Similar to how AI works for sourcing, AI for talent rediscovery can automatically find previous applicants in your ATS that are good matches for your current open positions.
A recent survey of recruiters found that 69% of them report their hiring volume has increased this year but only 26% of them say the size of their recruitment teams has increased.
If you want to truly do more with less, you need to automate, be efficient, and do something with that goldmine of resumes from previous open roles. This is the advantage of talent rediscovery.
52% of talent acquisition leaders say the hardest part of recruitment is screening candidates from a large pool.
High volume recruitment demands some degree of automation.
Consider these three statistics:
- 75-88% of resumes received for an open position are unqualified
- Manual screening and shortlisting can take 23 hours per position per recruiter
- Average productivity maxes out at 55 hours/week
A manual approach means recruiters are spending 42% of their productive time during a week just screening and shortlisting candidates for interviews.
Many companies have begun using AI for screening and standardized shortlisting, which reduces time spent on repetitive tasks and frees up recruiters for higher-value work.
How many times have you been frustrated by the number of emails needed to go back and forth to schedule a simple meeting with a candidate?
Now imagine if that process was largely automated. For example, candidates get a link with interview times available for the recruiter or hiring manager, they select one, and it simply populates both their calendars with information about the meeting.
By automating scheduling, this saves huge amounts of time in the early stages of a high volume recruitment process.
Rule #3: A strong employer brand attracts candidates when recruiting high volume
In a high-volume recruitment context, some of your pipeline will need to come from passive job seekers who’ll likely be attracted to your brand and the possibilities it represents.
Surveys have found that only 27% of companies have a formal employer branding program, but those that are successful at creating an attractive employer brand are seeing financial benefits.
A great example is St. Dominic’s Hospital in Mississippi. They actually tied their Facebook page (with photos, history of the hospital, and their employee perks) directly to their Glassdoor profile, and was able to make four hires at $478 per hire in the first five months.
These new hires essentially came in through exploring the brand on Facebook, and overall saved the hospital $40,000 in recruitment fees.
Rule #4: Understand the high volume job search ecosystem
Some points to consider:
- Mobile has replaced desktop at the forefront of job search, so make sure your job application is mobile-friendly. Keep in mind that some hourly workers don’t have access to a desktop computer in the first place.
- Recruit where your ideal candidates are. For many jobs, that will be LinkedIn. But certain positions (e.g., engineers, designers) may be on niche platforms or even specific Reddit threads.
- Take advantage of technologies that automate repetitive tasks such as sourcing, resume screening, and scheduling.
- Use talent rediscovery to go back in your resume database of previous applicants to find matches.
- Tap your employee network by creating a short email for current employees to send to friends and contacts and encourage employees to share job postings on social channels.

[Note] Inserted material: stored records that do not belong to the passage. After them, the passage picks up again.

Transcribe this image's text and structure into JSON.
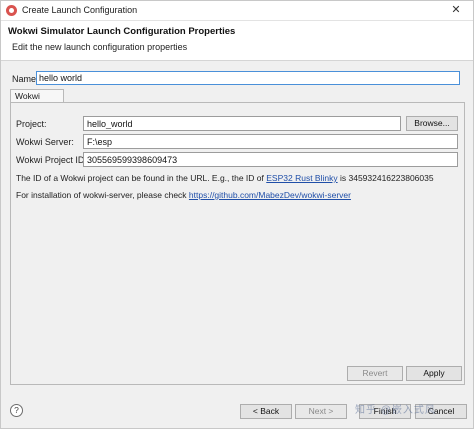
{
  "window": {
    "title": "Create Launch Configuration",
    "close_glyph": "✕"
  },
  "header": {
    "title": "Wokwi Simulator Launch Configuration Properties",
    "subtitle": "Edit the new launch configuration properties"
  },
  "name": {
    "label": "Name:",
    "value": "hello world"
  },
  "tab": {
    "label": "Wokwi Server"
  },
  "fields": {
    "project_label": "Project:",
    "project_value": "hello_world",
    "browse_label": "Browse...",
    "server_label": "Wokwi Server:",
    "server_value": "F:\\esp",
    "project_id_label": "Wokwi Project ID:",
    "project_id_value": "305569599398609473"
  },
  "info": {
    "line1_pre": "The ID of a Wokwi project can be found in the URL. E.g., the ID of",
    "line1_link": "ESP32 Rust Blinky",
    "line1_post": "is 345932416223806035",
    "line2_pre": "For installation of wokwi-server, please check",
    "line2_link": "https://github.com/MabezDev/wokwi-server"
  },
  "actions": {
    "revert": "Revert",
    "apply": "Apply"
  },
  "footer": {
    "help_glyph": "?",
    "back": "< Back",
    "next": "Next >",
    "finish": "Finish",
    "cancel": "Cancel",
    "watermark": "知乎 @嵌入式风"
  },
  "icons": {
    "app": "eclipse-icon",
    "help": "help-icon",
    "close": "close-icon"
  },
  "colors": {
    "focus_border": "#4a90d9",
    "link": "#1f4ea8",
    "app_icon": "#d9534f"
  }
}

These ideas are all about getting the highest number of people top-of-funnel as possible, so that your high volume recruitment strategy will actually be, well, high volume.
High volume recruitment: The takeaways
Effective high volume recruitment is a mix of factors:
- Automating the right elements to save yourself time and maximize productivity
- Being where your candidates already are to attract enough applicants to successfully fill positions
- Reinforcing that your employer brand presents a desirable place to work